Despite humidity and temperature climbing into the 90s, the Union Square Market was packed as ever this Friday and Saturday with shoppers angling for the first flush of greenhouse tomatoes—which will rule for a few more weeks until the real crop shows up. The market in late June can now officially be called a bounty: there is a full selection of lettuces, chards, and other hearty greens; the first broccoli and cauliflower is here; the bunches of herbs are no longer small and babyish but large, flowing, and generous. Strawberries are on their way out, replaced with all manner of cherry, from sour to red and yellow sweet varieties. The first raspberries—still quite tart, to put it nicely—are also appearing, along with small blueberries. Beets are to be found, as well as the first signs of the long season of summer squash/zucchini.
On Friday, my first stop was Berried Treasures, where I found what were probably the best sugar snap peas in the market—a June vegetable that won't be around forever. "Tasting is believing," a nearby sign read, and I noticed lots of believers.
Conuco Farms near New Paltz, New York had one of the most beautiful spreads in the market: bunches of beets in all colors, various squash, broccoli, fresh garlic, and garlic scapes.
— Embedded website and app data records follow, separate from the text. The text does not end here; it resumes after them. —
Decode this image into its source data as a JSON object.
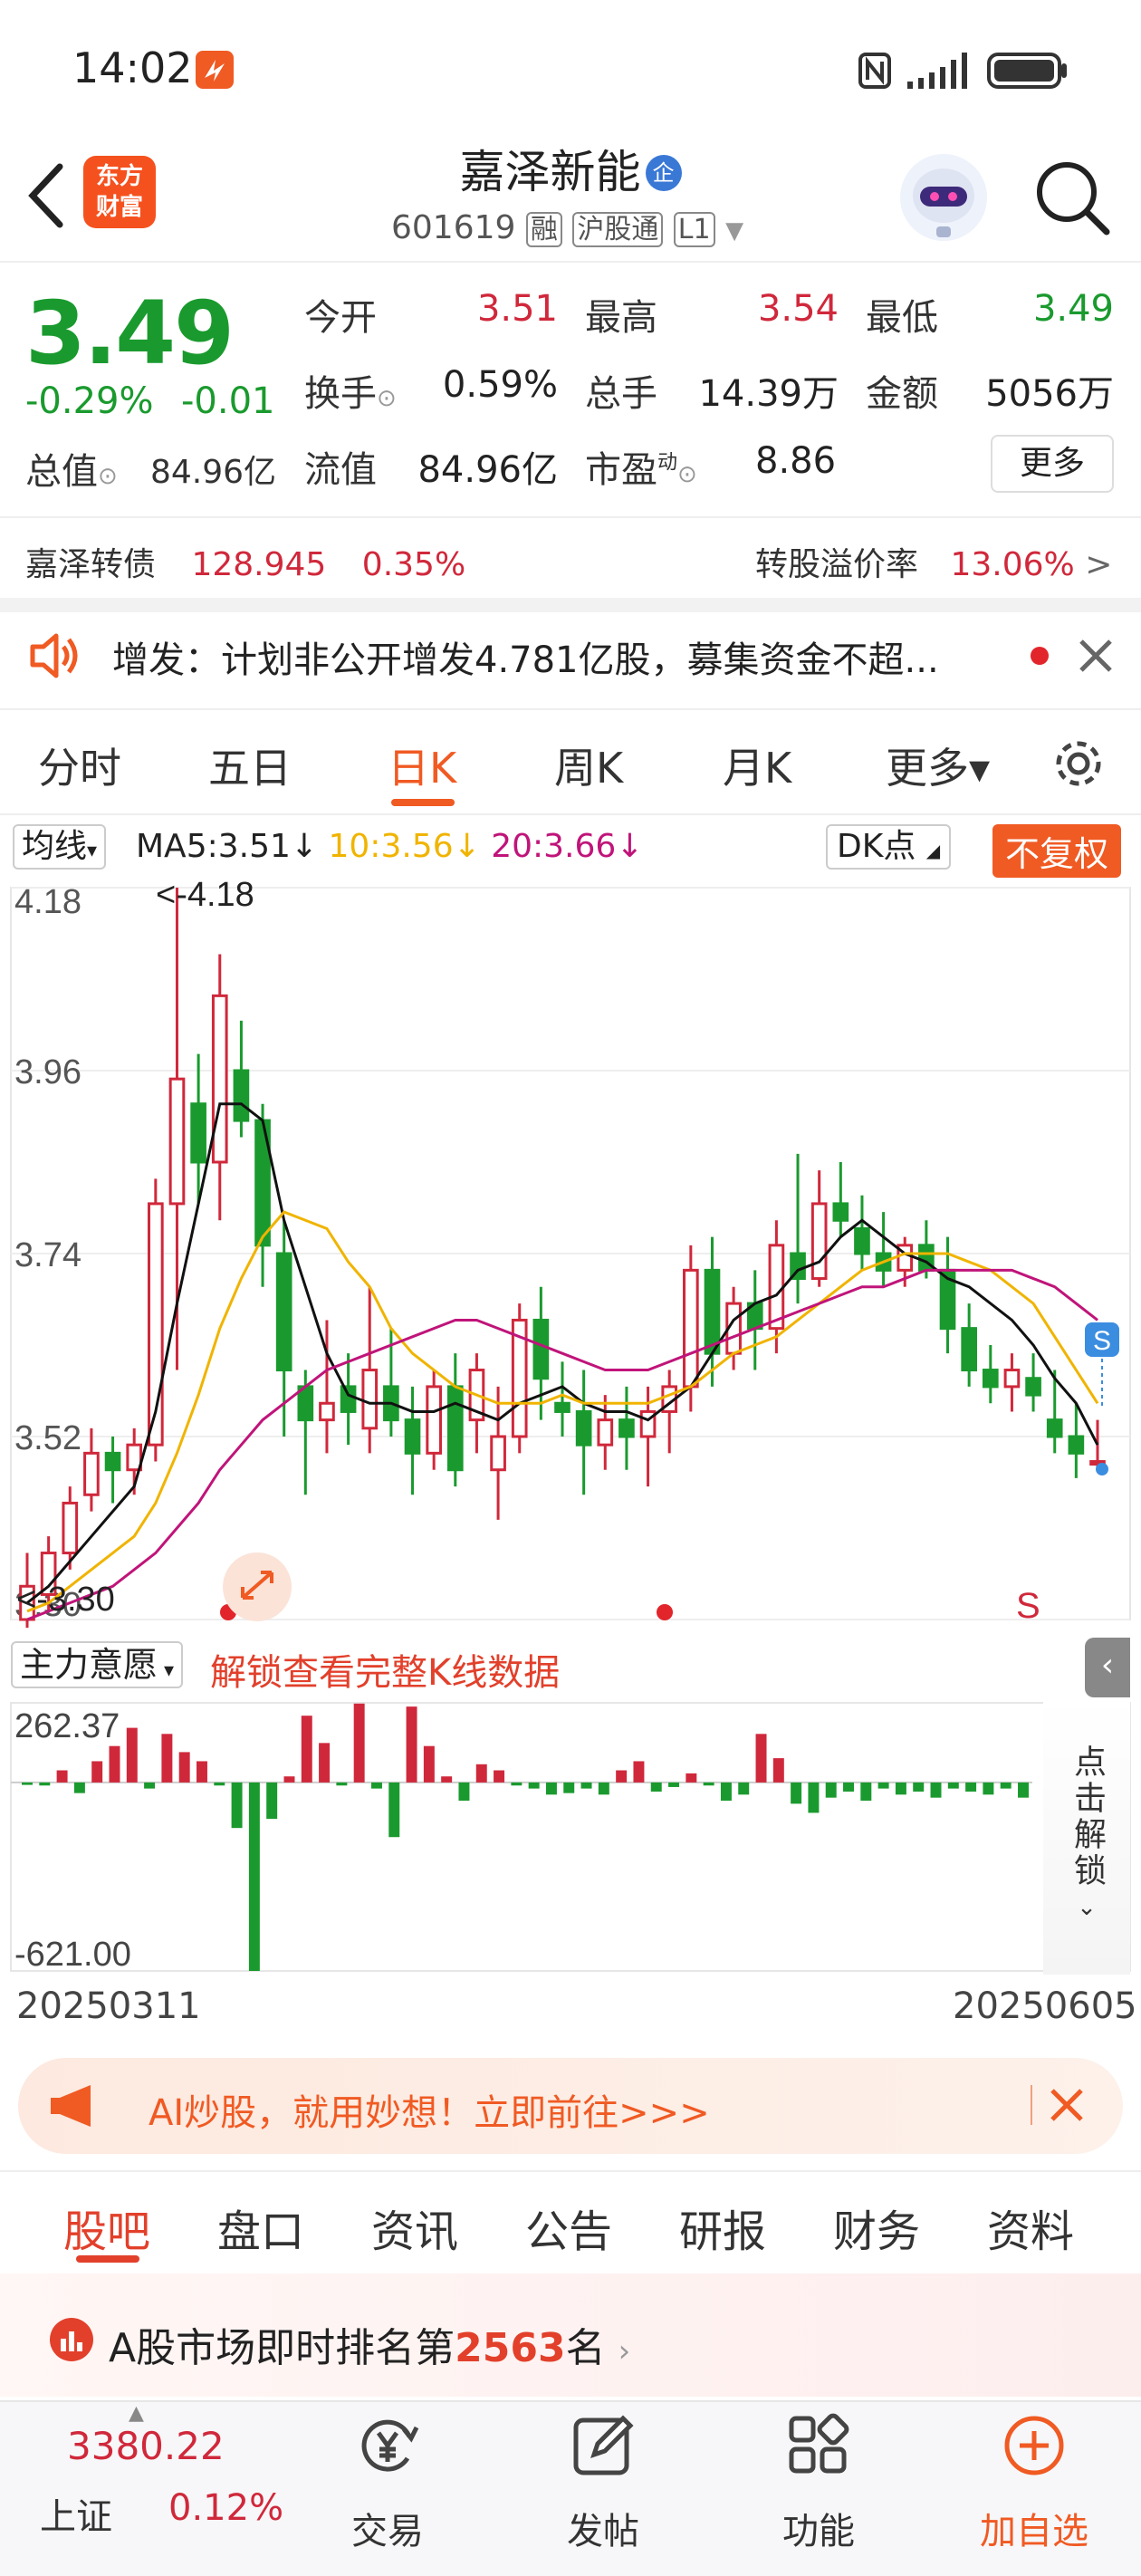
{
  "status": {
    "time": "14:02"
  },
  "header": {
    "stock_name": "嘉泽新能",
    "enterprise_badge": "企",
    "code": "601619",
    "tags": [
      "融",
      "沪股通",
      "L1"
    ],
    "logo_text": [
      "东方",
      "财富"
    ]
  },
  "quote": {
    "price": "3.49",
    "change_pct": "-0.29%",
    "change": "-0.01",
    "open_label": "今开",
    "open": "3.51",
    "high_label": "最高",
    "high": "3.54",
    "low_label": "最低",
    "low": "3.49",
    "turnover_label": "换手",
    "turnover": "0.59%",
    "volume_label": "总手",
    "volume": "14.39万",
    "amount_label": "金额",
    "amount": "5056万",
    "mktcap_label": "总值",
    "mktcap": "84.96亿",
    "float_label": "流值",
    "float_cap": "84.96亿",
    "pe_label": "市盈",
    "pe_sup": "动",
    "pe": "8.86",
    "more_label": "更多"
  },
  "bond": {
    "name": "嘉泽转债",
    "price": "128.945",
    "pct": "0.35%",
    "premium_label": "转股溢价率",
    "premium": "13.06%"
  },
  "notice": {
    "text": "增发：计划非公开增发4.781亿股，募集资金不超..."
  },
  "period_tabs": [
    {
      "label": "分时"
    },
    {
      "label": "五日"
    },
    {
      "label": "日K"
    },
    {
      "label": "周K"
    },
    {
      "label": "月K"
    },
    {
      "label": "更多▾"
    }
  ],
  "chart_controls": {
    "ma_select": "均线",
    "ma5": "MA5:3.51↓",
    "ma10": "10:3.56↓",
    "ma20": "20:3.66↓",
    "dk_label": "DK点",
    "fq_label": "不复权"
  },
  "chart_data": {
    "type": "candlestick",
    "y_ticks": [
      "4.18",
      "3.96",
      "3.74",
      "3.52",
      "3.30"
    ],
    "ylim": [
      3.3,
      4.18
    ],
    "max_note": "<-4.18",
    "min_note": "<-3.30",
    "signal": "S",
    "candles": [
      [
        3.3,
        3.38,
        3.29,
        3.34
      ],
      [
        3.33,
        3.4,
        3.31,
        3.38
      ],
      [
        3.38,
        3.46,
        3.36,
        3.44
      ],
      [
        3.45,
        3.53,
        3.43,
        3.5
      ],
      [
        3.5,
        3.52,
        3.44,
        3.48
      ],
      [
        3.48,
        3.53,
        3.45,
        3.51
      ],
      [
        3.51,
        3.83,
        3.49,
        3.8
      ],
      [
        3.8,
        4.18,
        3.6,
        3.95
      ],
      [
        3.92,
        3.98,
        3.8,
        3.85
      ],
      [
        3.85,
        4.1,
        3.78,
        4.05
      ],
      [
        3.96,
        4.02,
        3.88,
        3.9
      ],
      [
        3.9,
        3.92,
        3.7,
        3.75
      ],
      [
        3.74,
        3.78,
        3.52,
        3.6
      ],
      [
        3.58,
        3.6,
        3.45,
        3.54
      ],
      [
        3.54,
        3.66,
        3.5,
        3.56
      ],
      [
        3.58,
        3.62,
        3.51,
        3.55
      ],
      [
        3.53,
        3.7,
        3.5,
        3.6
      ],
      [
        3.58,
        3.65,
        3.52,
        3.54
      ],
      [
        3.54,
        3.58,
        3.45,
        3.5
      ],
      [
        3.5,
        3.6,
        3.48,
        3.58
      ],
      [
        3.58,
        3.62,
        3.46,
        3.48
      ],
      [
        3.54,
        3.62,
        3.5,
        3.6
      ],
      [
        3.48,
        3.58,
        3.42,
        3.52
      ],
      [
        3.52,
        3.68,
        3.5,
        3.66
      ],
      [
        3.66,
        3.7,
        3.54,
        3.59
      ],
      [
        3.56,
        3.61,
        3.52,
        3.55
      ],
      [
        3.55,
        3.6,
        3.45,
        3.51
      ],
      [
        3.51,
        3.57,
        3.48,
        3.54
      ],
      [
        3.54,
        3.58,
        3.48,
        3.52
      ],
      [
        3.52,
        3.58,
        3.46,
        3.55
      ],
      [
        3.55,
        3.6,
        3.5,
        3.58
      ],
      [
        3.58,
        3.75,
        3.55,
        3.72
      ],
      [
        3.72,
        3.76,
        3.58,
        3.62
      ],
      [
        3.62,
        3.7,
        3.6,
        3.68
      ],
      [
        3.68,
        3.72,
        3.6,
        3.65
      ],
      [
        3.65,
        3.78,
        3.62,
        3.75
      ],
      [
        3.74,
        3.86,
        3.68,
        3.71
      ],
      [
        3.71,
        3.84,
        3.7,
        3.8
      ],
      [
        3.8,
        3.85,
        3.76,
        3.78
      ],
      [
        3.77,
        3.81,
        3.72,
        3.74
      ],
      [
        3.74,
        3.79,
        3.7,
        3.72
      ],
      [
        3.72,
        3.76,
        3.7,
        3.75
      ],
      [
        3.75,
        3.78,
        3.71,
        3.72
      ],
      [
        3.72,
        3.76,
        3.62,
        3.65
      ],
      [
        3.65,
        3.68,
        3.58,
        3.6
      ],
      [
        3.6,
        3.63,
        3.56,
        3.58
      ],
      [
        3.58,
        3.62,
        3.55,
        3.6
      ],
      [
        3.59,
        3.62,
        3.55,
        3.57
      ],
      [
        3.54,
        3.6,
        3.5,
        3.52
      ],
      [
        3.52,
        3.56,
        3.47,
        3.5
      ],
      [
        3.49,
        3.54,
        3.48,
        3.49
      ]
    ],
    "ma5": [
      3.32,
      3.34,
      3.37,
      3.4,
      3.43,
      3.46,
      3.55,
      3.68,
      3.8,
      3.92,
      3.92,
      3.9,
      3.78,
      3.7,
      3.62,
      3.57,
      3.56,
      3.56,
      3.55,
      3.55,
      3.56,
      3.55,
      3.54,
      3.56,
      3.57,
      3.58,
      3.56,
      3.55,
      3.55,
      3.54,
      3.56,
      3.58,
      3.62,
      3.66,
      3.68,
      3.69,
      3.72,
      3.73,
      3.76,
      3.78,
      3.76,
      3.74,
      3.73,
      3.71,
      3.7,
      3.68,
      3.66,
      3.63,
      3.59,
      3.56,
      3.51
    ],
    "ma10": [
      3.31,
      3.32,
      3.34,
      3.36,
      3.38,
      3.4,
      3.44,
      3.5,
      3.57,
      3.65,
      3.71,
      3.76,
      3.79,
      3.78,
      3.77,
      3.73,
      3.7,
      3.65,
      3.62,
      3.6,
      3.58,
      3.57,
      3.56,
      3.56,
      3.56,
      3.57,
      3.56,
      3.56,
      3.56,
      3.56,
      3.57,
      3.58,
      3.6,
      3.62,
      3.63,
      3.64,
      3.66,
      3.68,
      3.7,
      3.72,
      3.73,
      3.74,
      3.74,
      3.74,
      3.73,
      3.72,
      3.7,
      3.68,
      3.64,
      3.6,
      3.56
    ],
    "ma20": [
      3.3,
      3.31,
      3.32,
      3.33,
      3.34,
      3.36,
      3.38,
      3.41,
      3.44,
      3.48,
      3.51,
      3.54,
      3.56,
      3.58,
      3.6,
      3.61,
      3.62,
      3.63,
      3.64,
      3.65,
      3.66,
      3.66,
      3.65,
      3.64,
      3.63,
      3.62,
      3.61,
      3.6,
      3.6,
      3.6,
      3.61,
      3.62,
      3.63,
      3.64,
      3.65,
      3.66,
      3.67,
      3.68,
      3.69,
      3.7,
      3.7,
      3.71,
      3.72,
      3.72,
      3.72,
      3.72,
      3.72,
      3.71,
      3.7,
      3.68,
      3.66
    ],
    "dates": [
      "20250311",
      "20250605"
    ]
  },
  "sub_chart": {
    "indicator": "主力意愿",
    "unlock_text": "解锁查看完整K线数据",
    "max": "262.37",
    "min": "-621.00",
    "side_text": "点击解锁",
    "values": [
      -8,
      -10,
      40,
      -35,
      70,
      120,
      180,
      -20,
      160,
      100,
      70,
      -10,
      -150,
      -621,
      -120,
      20,
      220,
      130,
      -10,
      260,
      -20,
      -180,
      250,
      120,
      20,
      -60,
      60,
      40,
      -10,
      -20,
      -40,
      -35,
      -20,
      -40,
      40,
      70,
      -30,
      -15,
      30,
      -10,
      -60,
      -40,
      160,
      80,
      -70,
      -100,
      -50,
      -30,
      -60,
      -20,
      -40,
      -30,
      -50,
      -20,
      -30,
      -40,
      -20,
      -50
    ]
  },
  "ad": {
    "text": "AI炒股，就用妙想！立即前往>>>"
  },
  "bottom_tabs": [
    {
      "label": "股吧"
    },
    {
      "label": "盘口"
    },
    {
      "label": "资讯"
    },
    {
      "label": "公告"
    },
    {
      "label": "研报"
    },
    {
      "label": "财务"
    },
    {
      "label": "资料"
    }
  ],
  "rank": {
    "prefix": "A股市场即时排名第",
    "num": "2563",
    "suffix": "名"
  },
  "index": {
    "name": "上证",
    "value": "3380.22",
    "pct": "0.12%"
  },
  "nav": [
    {
      "label": "交易",
      "icon": "yen-cycle-icon"
    },
    {
      "label": "发帖",
      "icon": "edit-icon"
    },
    {
      "label": "功能",
      "icon": "grid-icon"
    },
    {
      "label": "加自选",
      "icon": "plus-circle-icon"
    }
  ]
}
Fresh garlic can be used like regular garlic, but the normally papery membranes between cloves can be used, because it's never cured dry like what you'd buy in a grocery store. The flavor is a bit milder. Scapes are a curly part of the plant that farmers used to throw away, until somebody realized they could be chopped and stir-fried, or blended into an intoxicating pesto.
Migliorelli Farms, one of the largest vendors with stands in greenmarkets all over New York, has settled into the long haul of summer with their endless bins of chard, kale, spinach, and any other cook-able green you could imagine. While these vegetables have been around for a month or so, all the bunches are bigger and more generous, especially the herbs, like basil.
Jersey Fresh had the largest spread of tomatoes out of anyone at the market, from cartons of heirloom cherries to plum to traditional round red. They confirmed that they were all grown in greenhouses, but with real soil and not hydroponically, "so you shouldn't be able to tell the difference." That's almost true—they taste great—but there's nothing like a tomato ripened by pure, unadulterated sunshine (those tomatoes are just a few weeks away). They also had an enormous pile of sour red cherries.
My favorite find at the market was Esopus Creek Farm, who have recently started coming on Fridays. They are a part of the Certified Naturally Grown program, an alternative to the USDA's Organic certification, which many feel is not supportive of small, diversified farmers who cannot afford the extensive paperwork and fees (which corporate organic farms can).
Their produce was stunning: heirloom lettuces, bunches of mizuna, and beets. The lettuces were most enticing, especially the speckled Red Leaf lettuce and the Speckled Trout lettuce (an heirloom). I asked what made them choose these particular varieties: was the flavor different? Not really, but they sure are beautiful. "The chefs snapped it up," they said. I'm looking forward to what else they'll have at the market in weeks to come—they specialize in heirloom offerings.
What's in Season
Cherries Raspberries Blueberries Cookable greens (chard, kale, spinach, etc.) Lettuces Herbs Fresh garlic Garlic scapes Broccoli Cauliflower Beets Squash / Zucchini Greenhouse tomatoes Potatoes Radishes
Outdoor Tomatoes Corn Fennel Carrots Lots more berries Onions Peaches